Judging in Place: Architecture, Design, and the Operation of Courts
Article first published online: 14 OCT 2012
© 2012 American Bar Foundation
Law & Social Inquiry
Volume 37, Issue 4, pages 1014–1028, Fall 2012
How to Cite
Bybee, K. J. (2012), Judging in Place: Architecture, Design, and the Operation of Courts. Law & Social Inquiry, 37: 1014–1028. doi: 10.1111/j.1747-4469.2012.01327.x
- Issue published online: 14 OCT 2012
- Article first published online: 14 OCT 2012
What can judicial architecture tell us about how courts function? In this essay, I examine Legal Architecture: Justice, Due Process, and the Place of Law (2011) by Linda Mulcahy and Representing Justice: Invention, Controversy, and Rights in City-States and Democratic Courtrooms (2011) by Judith Resnik and Dennis Curtis. I argue that both books develop an understanding of judicial architecture as a socially contingent form of communication. I relate this expressive theory of architecture to older arguments about design and construction articulated by poet and novelist Victor Hugo and architect Frank Lloyd Wright.

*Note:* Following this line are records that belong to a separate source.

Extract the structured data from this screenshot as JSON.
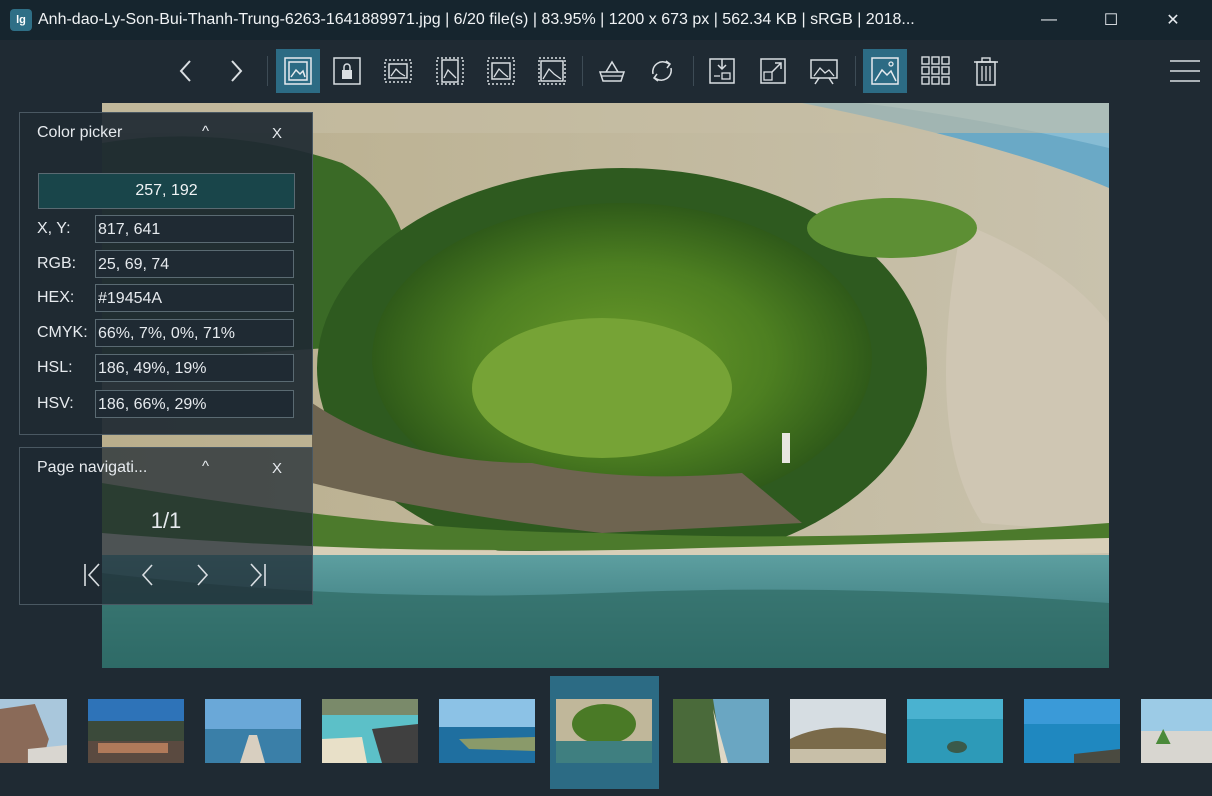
{
  "window": {
    "title": "Anh-dao-Ly-Son-Bui-Thanh-Trung-6263-1641889971.jpg  |  6/20 file(s)  |  83.95%  |  1200 x 673 px  |  562.34 KB  |  sRGB  |  2018...",
    "logo_text": "lg",
    "min_glyph": "—",
    "max_glyph": "☐",
    "close_glyph": "✕"
  },
  "toolbar": {
    "buttons": [
      {
        "name": "previous-image-icon",
        "active": false
      },
      {
        "name": "next-image-icon",
        "active": false
      },
      {
        "name": "auto-zoom-icon",
        "active": true
      },
      {
        "name": "lock-zoom-icon",
        "active": false
      },
      {
        "name": "scale-to-width-icon",
        "active": false
      },
      {
        "name": "scale-to-height-icon",
        "active": false
      },
      {
        "name": "scale-to-fit-icon",
        "active": false
      },
      {
        "name": "scale-to-fill-icon",
        "active": false
      },
      {
        "name": "checkerboard-background-icon",
        "active": false
      },
      {
        "name": "rotate-icon",
        "active": false
      },
      {
        "name": "crop-icon",
        "active": false
      },
      {
        "name": "fullscreen-icon",
        "active": false
      },
      {
        "name": "slideshow-icon",
        "active": false
      },
      {
        "name": "thumbnail-bar-icon",
        "active": true
      },
      {
        "name": "gallery-grid-icon",
        "active": false
      },
      {
        "name": "delete-icon",
        "active": false
      },
      {
        "name": "main-menu-icon",
        "active": false
      }
    ]
  },
  "color_picker": {
    "title": "Color picker",
    "collapse_glyph": "^",
    "close_glyph": "X",
    "swatch_label": "257, 192",
    "swatch_color": "#19454A",
    "rows": [
      {
        "label": "X, Y:",
        "value": "817, 641"
      },
      {
        "label": "RGB:",
        "value": "25, 69, 74"
      },
      {
        "label": "HEX:",
        "value": "#19454A"
      },
      {
        "label": "CMYK:",
        "value": "66%, 7%, 0%, 71%"
      },
      {
        "label": "HSL:",
        "value": "186, 49%, 19%"
      },
      {
        "label": "HSV:",
        "value": "186, 66%, 29%"
      }
    ]
  },
  "page_nav": {
    "title": "Page navigati...",
    "collapse_glyph": "^",
    "close_glyph": "X",
    "indicator": "1/1"
  },
  "thumbnails": {
    "count": 11,
    "selected_index": 5
  },
  "colors": {
    "accent": "#2c6b84",
    "background": "#1f2a33",
    "titlebar": "#16252e"
  }
}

I also briefly explore the connections between this developing “jurisprudence of what's real” and more conventional forms of law-and-courts scholarship.